GOAL OF THE EXERCISE – Line by line, set down the records exactly as they appear below.

>>>

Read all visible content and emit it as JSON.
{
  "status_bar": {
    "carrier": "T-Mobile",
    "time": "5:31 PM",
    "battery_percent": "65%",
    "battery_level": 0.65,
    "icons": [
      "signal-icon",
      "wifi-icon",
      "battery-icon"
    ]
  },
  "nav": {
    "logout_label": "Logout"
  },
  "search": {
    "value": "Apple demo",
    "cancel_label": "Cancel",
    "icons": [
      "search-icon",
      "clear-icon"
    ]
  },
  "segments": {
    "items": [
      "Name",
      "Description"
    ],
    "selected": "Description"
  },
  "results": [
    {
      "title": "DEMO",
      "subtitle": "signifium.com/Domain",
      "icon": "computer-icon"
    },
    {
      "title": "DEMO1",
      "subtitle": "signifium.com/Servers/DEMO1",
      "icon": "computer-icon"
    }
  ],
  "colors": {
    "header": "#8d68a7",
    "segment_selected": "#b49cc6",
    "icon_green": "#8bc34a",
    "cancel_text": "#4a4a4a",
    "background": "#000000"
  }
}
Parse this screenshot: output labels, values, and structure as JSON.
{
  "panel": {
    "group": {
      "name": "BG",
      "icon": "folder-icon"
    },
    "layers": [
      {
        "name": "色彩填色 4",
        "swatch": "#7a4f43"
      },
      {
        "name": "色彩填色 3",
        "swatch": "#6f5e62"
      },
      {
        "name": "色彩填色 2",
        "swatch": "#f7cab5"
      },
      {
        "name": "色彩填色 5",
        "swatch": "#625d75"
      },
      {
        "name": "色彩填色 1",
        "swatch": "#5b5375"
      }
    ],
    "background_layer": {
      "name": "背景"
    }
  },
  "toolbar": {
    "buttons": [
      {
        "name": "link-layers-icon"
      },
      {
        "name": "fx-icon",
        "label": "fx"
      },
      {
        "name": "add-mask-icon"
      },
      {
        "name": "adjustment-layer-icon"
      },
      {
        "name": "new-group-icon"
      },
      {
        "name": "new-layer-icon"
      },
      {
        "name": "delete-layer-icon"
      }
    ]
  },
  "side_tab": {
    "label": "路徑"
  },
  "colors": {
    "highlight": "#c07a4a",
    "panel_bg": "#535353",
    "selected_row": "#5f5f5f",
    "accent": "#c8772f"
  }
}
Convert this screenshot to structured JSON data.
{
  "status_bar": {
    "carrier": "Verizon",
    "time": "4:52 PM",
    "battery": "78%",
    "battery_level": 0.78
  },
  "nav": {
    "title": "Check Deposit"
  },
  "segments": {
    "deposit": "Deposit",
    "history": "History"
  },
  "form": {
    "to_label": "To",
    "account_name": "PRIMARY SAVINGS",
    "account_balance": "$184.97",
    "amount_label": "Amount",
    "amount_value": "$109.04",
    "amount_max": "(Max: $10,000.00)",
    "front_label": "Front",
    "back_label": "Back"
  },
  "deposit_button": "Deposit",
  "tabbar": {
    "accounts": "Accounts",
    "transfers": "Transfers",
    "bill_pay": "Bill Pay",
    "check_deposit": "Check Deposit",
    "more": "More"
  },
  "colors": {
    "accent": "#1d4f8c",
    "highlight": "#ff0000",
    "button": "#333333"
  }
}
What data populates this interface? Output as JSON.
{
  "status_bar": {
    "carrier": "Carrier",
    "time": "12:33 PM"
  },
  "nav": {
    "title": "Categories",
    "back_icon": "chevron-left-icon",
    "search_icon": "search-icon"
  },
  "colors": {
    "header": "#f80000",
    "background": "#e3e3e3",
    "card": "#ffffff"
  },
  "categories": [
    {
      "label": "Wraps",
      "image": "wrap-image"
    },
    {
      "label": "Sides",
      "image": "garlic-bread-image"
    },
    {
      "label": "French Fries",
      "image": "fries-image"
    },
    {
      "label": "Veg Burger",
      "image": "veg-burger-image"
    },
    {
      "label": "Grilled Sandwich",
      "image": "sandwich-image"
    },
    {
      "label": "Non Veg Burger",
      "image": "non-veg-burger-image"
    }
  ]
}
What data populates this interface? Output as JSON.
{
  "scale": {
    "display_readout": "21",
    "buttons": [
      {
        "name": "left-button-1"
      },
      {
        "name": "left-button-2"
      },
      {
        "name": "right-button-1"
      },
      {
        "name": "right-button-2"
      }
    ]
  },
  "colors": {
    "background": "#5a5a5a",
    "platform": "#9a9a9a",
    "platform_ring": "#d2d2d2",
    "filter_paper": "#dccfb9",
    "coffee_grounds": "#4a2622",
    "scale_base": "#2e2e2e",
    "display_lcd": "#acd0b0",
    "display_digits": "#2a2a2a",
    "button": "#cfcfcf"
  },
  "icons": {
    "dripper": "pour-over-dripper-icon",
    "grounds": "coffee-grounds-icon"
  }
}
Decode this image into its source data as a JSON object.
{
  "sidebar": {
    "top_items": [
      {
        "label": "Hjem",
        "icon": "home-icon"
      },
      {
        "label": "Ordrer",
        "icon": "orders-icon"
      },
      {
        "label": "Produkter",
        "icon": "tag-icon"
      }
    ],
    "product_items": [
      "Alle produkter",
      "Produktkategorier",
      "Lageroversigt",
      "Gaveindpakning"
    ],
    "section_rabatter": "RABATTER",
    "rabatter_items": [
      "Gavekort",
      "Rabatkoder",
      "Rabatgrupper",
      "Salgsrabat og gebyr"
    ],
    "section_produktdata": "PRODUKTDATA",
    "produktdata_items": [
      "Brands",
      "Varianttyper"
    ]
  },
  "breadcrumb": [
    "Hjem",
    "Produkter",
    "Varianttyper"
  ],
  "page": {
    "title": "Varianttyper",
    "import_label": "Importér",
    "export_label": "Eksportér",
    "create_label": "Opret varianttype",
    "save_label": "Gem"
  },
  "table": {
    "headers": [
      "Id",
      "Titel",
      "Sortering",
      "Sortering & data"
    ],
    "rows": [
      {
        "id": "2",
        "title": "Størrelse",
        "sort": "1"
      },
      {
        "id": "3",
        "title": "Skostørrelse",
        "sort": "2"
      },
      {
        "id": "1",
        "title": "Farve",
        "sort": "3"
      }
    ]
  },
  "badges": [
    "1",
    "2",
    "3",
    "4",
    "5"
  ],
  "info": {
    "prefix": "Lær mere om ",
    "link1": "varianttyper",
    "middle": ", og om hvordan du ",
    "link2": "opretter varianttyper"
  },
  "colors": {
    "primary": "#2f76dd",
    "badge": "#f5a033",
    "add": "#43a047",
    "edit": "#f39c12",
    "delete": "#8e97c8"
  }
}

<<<

ANSWER TO THIS PROBLEM –
Read all visible content and emit it as JSON.
{
  "status_bar": {
    "carrier": "T-Mobile",
    "time": "5:31 PM",
    "battery_percent": "65%",
    "battery_level": 0.65,
    "icons": [
      "signal-icon",
      "wifi-icon",
      "battery-icon"
    ]
  },
  "nav": {
    "logout_label": "Logout"
  },
  "search": {
    "value": "Apple demo",
    "cancel_label": "Cancel",
    "icons": [
      "search-icon",
      "clear-icon"
    ]
  },
  "segments": {
    "items": [
      "Name",
      "Description"
    ],
    "selected": "Description"
  },
  "results": [
    {
      "title": "DEMO",
      "subtitle": "signifium.com/Domain",
      "icon": "computer-icon"
    },
    {
      "title": "DEMO1",
      "subtitle": "signifium.com/Servers/DEMO1",
      "icon": "computer-icon"
    }
  ],
  "colors": {
    "header": "#8d68a7",
    "segment_selected": "#b49cc6",
    "icon_green": "#8bc34a",
    "cancel_text": "#4a4a4a",
    "background": "#000000"
  }
}
Parse this screenshot: output labels, values, and structure as JSON.
{
  "panel": {
    "group": {
      "name": "BG",
      "icon": "folder-icon"
    },
    "layers": [
      {
        "name": "色彩填色 4",
        "swatch": "#7a4f43"
      },
      {
        "name": "色彩填色 3",
        "swatch": "#6f5e62"
      },
      {
        "name": "色彩填色 2",
        "swatch": "#f7cab5"
      },
      {
        "name": "色彩填色 5",
        "swatch": "#625d75"
      },
      {
        "name": "色彩填色 1",
        "swatch": "#5b5375"
      }
    ],
    "background_layer": {
      "name": "背景"
    }
  },
  "toolbar": {
    "buttons": [
      {
        "name": "link-layers-icon"
      },
      {
        "name": "fx-icon",
        "label": "fx"
      },
      {
        "name": "add-mask-icon"
      },
      {
        "name": "adjustment-layer-icon"
      },
      {
        "name": "new-group-icon"
      },
      {
        "name": "new-layer-icon"
      },
      {
        "name": "delete-layer-icon"
      }
    ]
  },
  "side_tab": {
    "label": "路徑"
  },
  "colors": {
    "highlight": "#c07a4a",
    "panel_bg": "#535353",
    "selected_row": "#5f5f5f",
    "accent": "#c8772f"
  }
}
Convert this screenshot to structured JSON data.
{
  "status_bar": {
    "carrier": "Verizon",
    "time": "4:52 PM",
    "battery": "78%",
    "battery_level": 0.78
  },
  "nav": {
    "title": "Check Deposit"
  },
  "segments": {
    "deposit": "Deposit",
    "history": "History"
  },
  "form": {
    "to_label": "To",
    "account_name": "PRIMARY SAVINGS",
    "account_balance": "$184.97",
    "amount_label": "Amount",
    "amount_value": "$109.04",
    "amount_max": "(Max: $10,000.00)",
    "front_label": "Front",
    "back_label": "Back"
  },
  "deposit_button": "Deposit",
  "tabbar": {
    "accounts": "Accounts",
    "transfers": "Transfers",
    "bill_pay": "Bill Pay",
    "check_deposit": "Check Deposit",
    "more": "More"
  },
  "colors": {
    "accent": "#1d4f8c",
    "highlight": "#ff0000",
    "button": "#333333"
  }
}
What data populates this interface? Output as JSON.
{
  "status_bar": {
    "carrier": "Carrier",
    "time": "12:33 PM"
  },
  "nav": {
    "title": "Categories",
    "back_icon": "chevron-left-icon",
    "search_icon": "search-icon"
  },
  "colors": {
    "header": "#f80000",
    "background": "#e3e3e3",
    "card": "#ffffff"
  },
  "categories": [
    {
      "label": "Wraps",
      "image": "wrap-image"
    },
    {
      "label": "Sides",
      "image": "garlic-bread-image"
    },
    {
      "label": "French Fries",
      "image": "fries-image"
    },
    {
      "label": "Veg Burger",
      "image": "veg-burger-image"
    },
    {
      "label": "Grilled Sandwich",
      "image": "sandwich-image"
    },
    {
      "label": "Non Veg Burger",
      "image": "non-veg-burger-image"
    }
  ]
}
What data populates this interface? Output as JSON.
{
  "scale": {
    "display_readout": "21",
    "buttons": [
      {
        "name": "left-button-1"
      },
      {
        "name": "left-button-2"
      },
      {
        "name": "right-button-1"
      },
      {
        "name": "right-button-2"
      }
    ]
  },
  "colors": {
    "background": "#5a5a5a",
    "platform": "#9a9a9a",
    "platform_ring": "#d2d2d2",
    "filter_paper": "#dccfb9",
    "coffee_grounds": "#4a2622",
    "scale_base": "#2e2e2e",
    "display_lcd": "#acd0b0",
    "display_digits": "#2a2a2a",
    "button": "#cfcfcf"
  },
  "icons": {
    "dripper": "pour-over-dripper-icon",
    "grounds": "coffee-grounds-icon"
  }
}
Decode this image into its source data as a JSON object.
{
  "sidebar": {
    "top_items": [
      {
        "label": "Hjem",
        "icon": "home-icon"
      },
      {
        "label": "Ordrer",
        "icon": "orders-icon"
      },
      {
        "label": "Produkter",
        "icon": "tag-icon"
      }
    ],
    "product_items": [
      "Alle produkter",
      "Produktkategorier",
      "Lageroversigt",
      "Gaveindpakning"
    ],
    "section_rabatter": "RABATTER",
    "rabatter_items": [
      "Gavekort",
      "Rabatkoder",
      "Rabatgrupper",
      "Salgsrabat og gebyr"
    ],
    "section_produktdata": "PRODUKTDATA",
    "produktdata_items": [
      "Brands",
      "Varianttyper"
    ]
  },
  "breadcrumb": [
    "Hjem",
    "Produkter",
    "Varianttyper"
  ],
  "page": {
    "title": "Varianttyper",
    "import_label": "Importér",
    "export_label": "Eksportér",
    "create_label": "Opret varianttype",
    "save_label": "Gem"
  },
  "table": {
    "headers": [
      "Id",
      "Titel",
      "Sortering",
      "Sortering & data"
    ],
    "rows": [
      {
        "id": "2",
        "title": "Størrelse",
        "sort": "1"
      },
      {
        "id": "3",
        "title": "Skostørrelse",
        "sort": "2"
      },
      {
        "id": "1",
        "title": "Farve",
        "sort": "3"
      }
    ]
  },
  "badges": [
    "1",
    "2",
    "3",
    "4",
    "5"
  ],
  "info": {
    "prefix": "Lær mere om ",
    "link1": "varianttyper",
    "middle": ", og om hvordan du ",
    "link2": "opretter varianttyper"
  },
  "colors": {
    "primary": "#2f76dd",
    "badge": "#f5a033",
    "add": "#43a047",
    "edit": "#f39c12",
    "delete": "#8e97c8"
  }
}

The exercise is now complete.